Israel has a policy of mandatory military conscription, and those who refuse to enlist risk prison. Conscripts can only be exempt from military service for a handful of specific reasons, including psychological, physical or religious impediments. Around a quarter of eligible draftees do not end up serving, and approximately 7,000 male and female soldiers drop out of the military's ranks every year.

The teens' letter was also copied to the Israeli military's chief of staff Gadi Eisenkot, Defense Minister Avigdor Lieberman and Education Minister Naftali Bennett.

"The 'temporary' situation has dragged on for 50 years, and we will not go on lending a hand," the letter continued, according to a translation published in the Israeli newspaper Haaretz.

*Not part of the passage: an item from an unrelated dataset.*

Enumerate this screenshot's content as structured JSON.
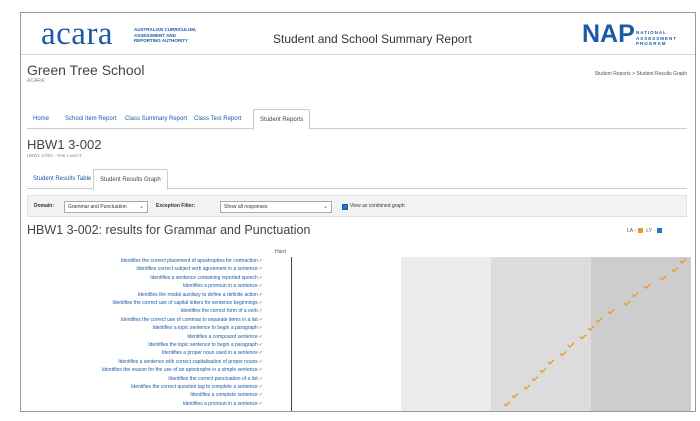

The signees called on other teenagers to reconsider their service in the Israeli military. "We refuse to be drafted and to serve in the army out of an obligation to values of peace, justice and equality, with the knowledge that there is another reality that we could create together," they wrote. "We call on others our age to ask themselves, will army service work toward this reality?"

The letter railed against what the teens said was the "intentional institutional incitement against Palestinians on both sides of the Green Line," the demarcation line between Israeli and Arab forces following the conclusion of the 1948 Arab-Israeli war.

"We here—draft-age boys and girls from different areas of the country and from different socioeconomic backgrounds—refuse to believe the systemic incitement and to participate in the government's arm of oppression and occupation."

Israel captured Gaza from Egypt, and East Jerusalem and the West Bank from Jordan, in the 1967 Six-Day War and subsequently founded a series of Jewish outposts in the territories. Although Israel evacuated its forces and settlements from the Gaza Strip in 2005, both Israel and Egypt have imposed a blockade on the coastal enclave since 2006. The majority of the international community considers Israel's occupation of the West Bank and East Jerusalem to be illegal under international law.

The Palestinians seek East Jerusalem as the capital of any future state. It is the territory that holds some of the holiest sites in Judaism and Islam, including what Muslims call the Haram al-Sharif, or Noble Sanctuary, and what Jews call the Temple Mount.

While the Palestinians have said that the status of Jerusalem and the removal of settlements in the West Bank would be crucial to any peace deal, President Donald Trump earlier this month announced the relocation of the U.S. embassy to the contested city, effectively recognizing it as the capital of Israel.

Trump has also allowed Israel's right-wing government to build thousands of new settlement units and to establish the first West Bank settlement for two decades. The Palestinians, along with Arab leaders, have reacted furiously, stating that they will never strike a peace agreement with the U.S. while Trump is in power.

Like the right-wing Israeli government, the majority of Israelis do not consider the country's control of the West Bank to be an "occupation" as defined by international law.

A poll published in June by the Israel Democracy Institute and Tel Aviv University found that 54 percent of Israelis are "sure" that Israeli control of the West Bank should not be called an "occupation." A majority of Israelis, 51 percent, said that Israeli settlements were not an impediment to a peace agreement with the Palestinians that has eluded both sides for decades.